Women and men who begin sleeping more or less than six to eight hours per night are likely to age by four to seven years.
Sleep deprivation and sleepiness have adverse effects on performance, response time, errors of commission and attention or concentration.
Furthermore, sleep duration has been found to be linked with a wide range of quality of life measures, such as social functioning, mental and physical health and early death, reports the journal Sleep.
"The main result to come out of our study was that adverse changes in sleep duration appear to be associated with poorer cognitive function in later-middle age," said Jane Ferrie, researcher at the University College London Medical School, who led the study.
The researchers also found that, in women, seven hours of sleep per night was associated with the highest score for every cognitive measure, followed closely by six hours of nightly sleep, according to a University College statement.
Among men, the cognitive function was similar for those who reported sleeping six, seven or eight hours; only short and long sleep durations of less than six hours or more than eight hours appeared to be associated with lower scores, according to a University College statement.
The study used data for 5,431 participants (1,459 women and 3,972 men) from Phase 5 (1997-1999) and Phase 7 (2003-2004) of the Whitehall II study, which included more than 10,000 London-based office staff aged 35-55 working in 20 civil service departments in 1985.
Although participants were mostly white-collar workers, the study group covered a wide socio-economic range with a 10-fold difference in salary across the occupational hierarchy.

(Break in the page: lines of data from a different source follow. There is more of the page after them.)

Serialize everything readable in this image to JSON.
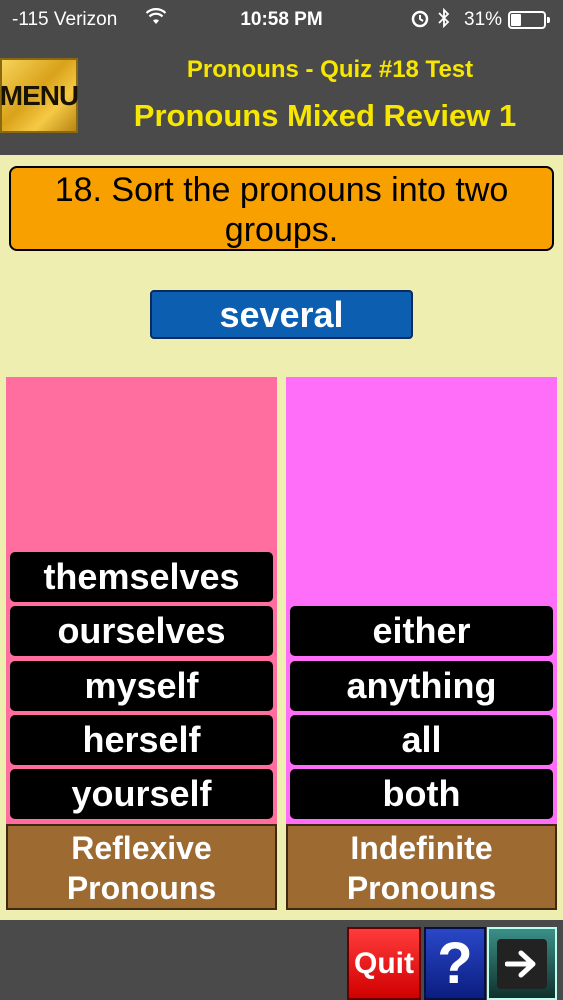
{
  "status_bar": {
    "carrier": "-115 Verizon",
    "time": "10:58 PM",
    "battery_percent": "31%",
    "battery_level": 0.31,
    "icons": [
      "wifi-icon",
      "alarm-icon",
      "bluetooth-icon",
      "battery-icon"
    ]
  },
  "header": {
    "menu_label": "MENU",
    "quiz_title": "Pronouns - Quiz #18 Test",
    "quiz_subtitle": "Pronouns Mixed Review 1"
  },
  "question": {
    "text": "18. Sort the pronouns into two groups."
  },
  "current_word": "several",
  "columns": {
    "left": {
      "category": "Reflexive Pronouns",
      "words": [
        "themselves",
        "ourselves",
        "myself",
        "herself",
        "yourself"
      ]
    },
    "right": {
      "category": "Indefinite Pronouns",
      "words": [
        "either",
        "anything",
        "all",
        "both"
      ]
    }
  },
  "footer": {
    "quit_label": "Quit",
    "help_label": "?",
    "next_icon": "arrow-right-icon"
  },
  "colors": {
    "background": "#eeeeb0",
    "header_text": "#f7e600",
    "question_bg": "#f8a000",
    "current_word_bg": "#0c5fb0",
    "left_column": "#ff6e9e",
    "right_column": "#ff6ef9",
    "category_bg": "#9d6a32"
  }
}
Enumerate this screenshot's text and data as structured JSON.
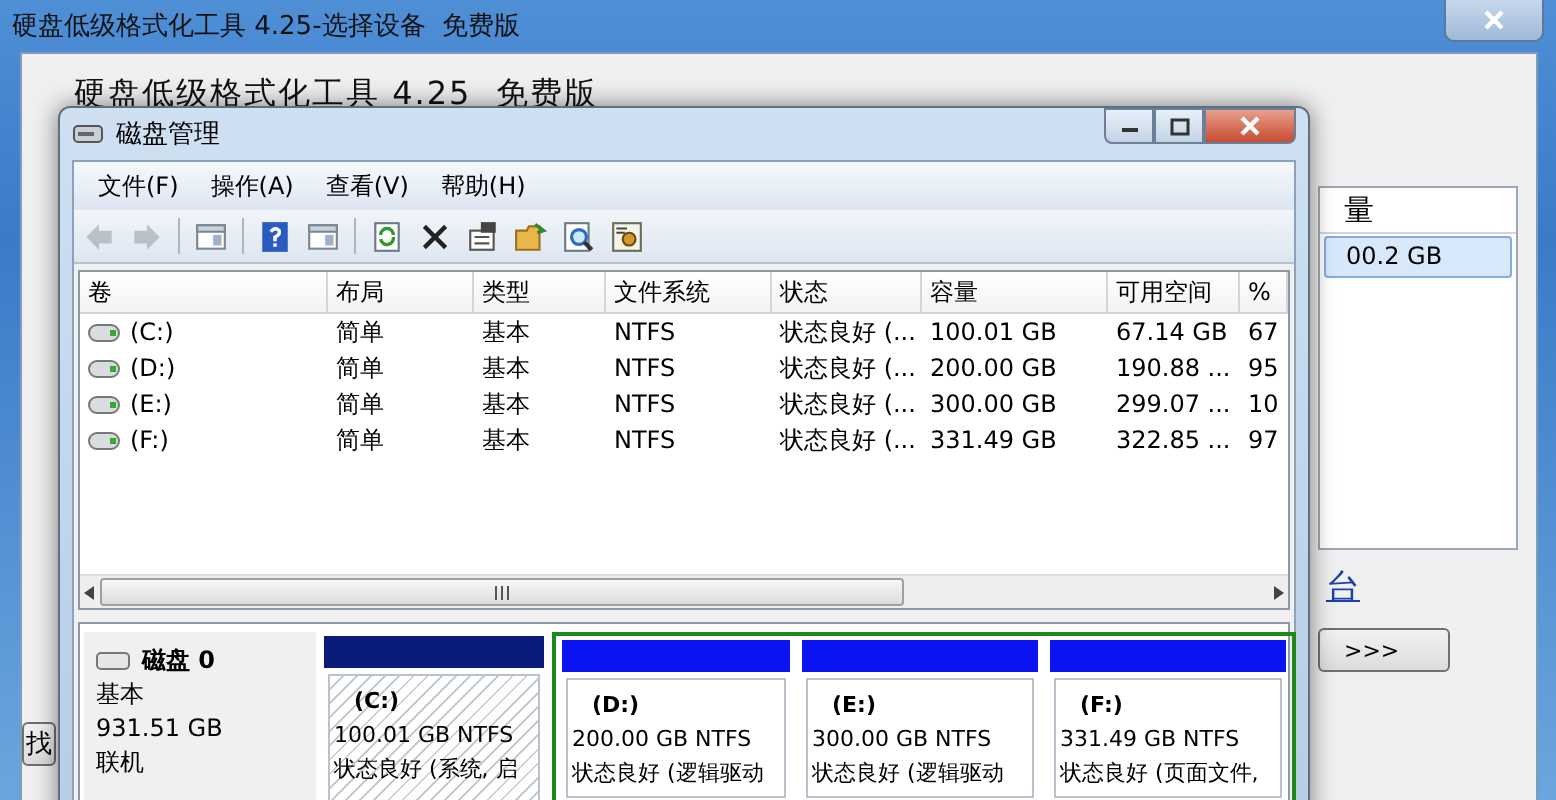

The authors concluded that adequate, good quality sleep is fundamental to human functioning and well-being.